Phosphoric acid - A study from Tufts University found a possible link between sodas that contain caffeine and phosphoric acid (H3Po4) and lower bone density. Another study specifically focused on women who drink soda, and found soda is associated with a higher risk of weak bones and hip fractures.

Sugar - This is the big one. Drinking lots of soda throughout your day drastically increases your sugar intake and that's associated with all kinds of health problems. For one, research published in Diabetes Care shows that if you drink more than 1 can a day, you are 26% more likely to develop Type II diabetes. Sodas rich in sugar also contain high levels of calories, which appear to correlate with other health problems, especially high rates of obesity. One study published in the journal Lancet found that for each additional 12-ounce soda a child drinks, the odds of becoming obese increase by 60%.

This isn't to say you should quit cold turkey right away. Sure, lowering your intake of soda will be better for your health in the long run, but if you drink it in moderation, you don't have much to worry about. These studies have found correlative relationships between soda and health problems-an important distinction from causal relationships.

How much soda do you drink day to day?

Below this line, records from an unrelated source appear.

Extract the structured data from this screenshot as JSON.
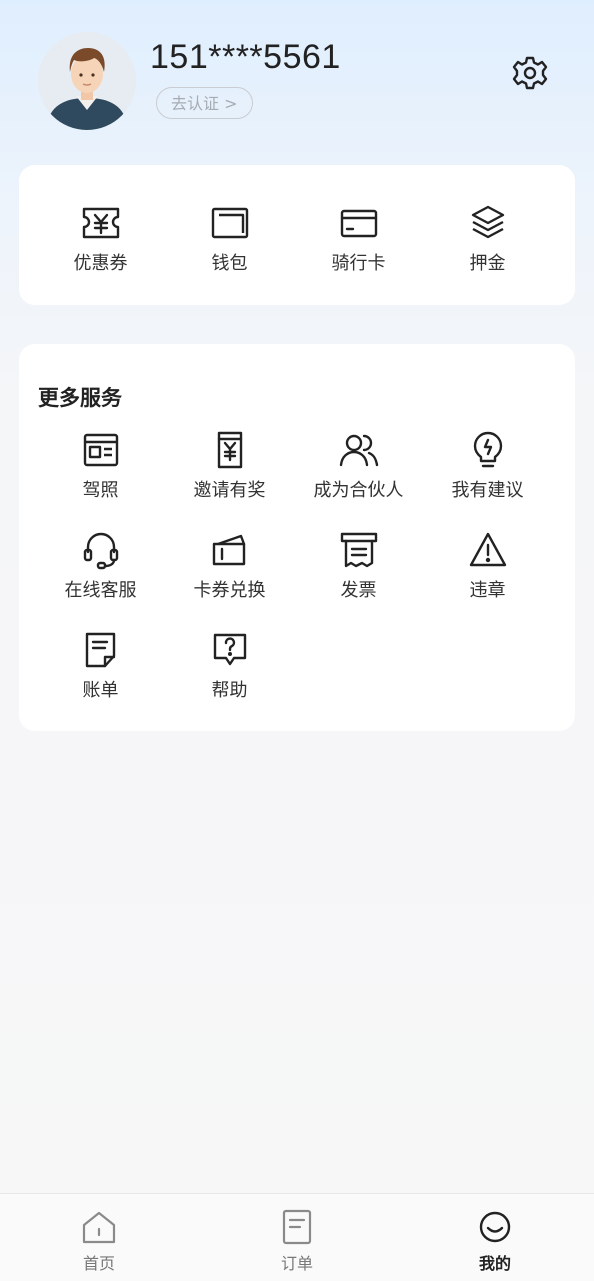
{
  "user": {
    "phone": "151****5561",
    "verify_label": "去认证 >"
  },
  "quick_actions": [
    {
      "label": "优惠券",
      "icon": "coupon-icon"
    },
    {
      "label": "钱包",
      "icon": "wallet-icon"
    },
    {
      "label": "骑行卡",
      "icon": "card-icon"
    },
    {
      "label": "押金",
      "icon": "layers-icon"
    }
  ],
  "more_services": {
    "title": "更多服务",
    "items": [
      {
        "label": "驾照",
        "icon": "license-icon"
      },
      {
        "label": "邀请有奖",
        "icon": "invite-reward-icon"
      },
      {
        "label": "成为合伙人",
        "icon": "partner-icon"
      },
      {
        "label": "我有建议",
        "icon": "lightbulb-icon"
      },
      {
        "label": "在线客服",
        "icon": "headset-icon"
      },
      {
        "label": "卡券兑换",
        "icon": "ticket-icon"
      },
      {
        "label": "发票",
        "icon": "invoice-icon"
      },
      {
        "label": "违章",
        "icon": "warning-icon"
      },
      {
        "label": "账单",
        "icon": "bill-icon"
      },
      {
        "label": "帮助",
        "icon": "help-icon"
      }
    ]
  },
  "tabbar": {
    "tabs": [
      {
        "label": "首页",
        "icon": "home-icon",
        "active": false
      },
      {
        "label": "订单",
        "icon": "order-icon",
        "active": false
      },
      {
        "label": "我的",
        "icon": "profile-icon",
        "active": true
      }
    ]
  },
  "colors": {
    "accent_text": "#222222",
    "inactive_tab": "#777777"
  }
}
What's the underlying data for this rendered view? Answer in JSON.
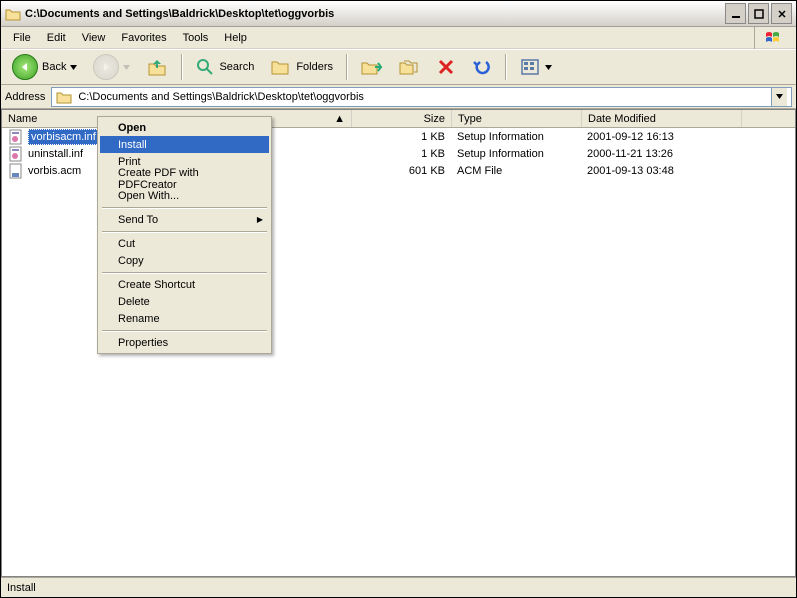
{
  "window": {
    "title": "C:\\Documents and Settings\\Baldrick\\Desktop\\tet\\oggvorbis"
  },
  "menubar": {
    "file": "File",
    "edit": "Edit",
    "view": "View",
    "favorites": "Favorites",
    "tools": "Tools",
    "help": "Help"
  },
  "toolbar": {
    "back": "Back",
    "search": "Search",
    "folders": "Folders"
  },
  "addressbar": {
    "label": "Address",
    "path": "C:\\Documents and Settings\\Baldrick\\Desktop\\tet\\oggvorbis"
  },
  "columns": {
    "name": "Name",
    "size": "Size",
    "type": "Type",
    "date": "Date Modified"
  },
  "files": [
    {
      "name": "vorbisacm.inf",
      "size": "1 KB",
      "type": "Setup Information",
      "date": "2001-09-12 16:13",
      "selected": true
    },
    {
      "name": "uninstall.inf",
      "size": "1 KB",
      "type": "Setup Information",
      "date": "2000-11-21 13:26",
      "selected": false
    },
    {
      "name": "vorbis.acm",
      "size": "601 KB",
      "type": "ACM File",
      "date": "2001-09-13 03:48",
      "selected": false
    }
  ],
  "context_menu": {
    "open": "Open",
    "install": "Install",
    "print": "Print",
    "pdf": "Create PDF with PDFCreator",
    "open_with": "Open With...",
    "send_to": "Send To",
    "cut": "Cut",
    "copy": "Copy",
    "create_shortcut": "Create Shortcut",
    "delete": "Delete",
    "rename": "Rename",
    "properties": "Properties"
  },
  "statusbar": {
    "text": "Install"
  }
}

Let us know in the comments below.

Read More:
Popular soda ingredient, caramel color, poses cancer risk to consumers (Science Daily) "Public health researchers have analyzed soda consumption data in order to characterize people's exposure to a potentially carcinogenic byproduct of some types of caramel color."

Sugary drinks weigh heavily on teenage obesity (Science Daily)
"New research shows sugary drinks are the worst offenders in the fight against youth obesity, and recommends that B.C. schools fully implement healthy eating guidelines to reduce their consumption."

Colas, but not other carbonated beverages, are associated with low bone mineral density in older women: The Framingham Osteoporosis Study. (PubMed)
"Soft drink consumption may have adverse effects on bone mineral density (BMD), but studies have shown mixed results. In addition to displacing healthier beverages, colas contain caffeine and phosphoric acid (H3PO4), which may adversely affect bone."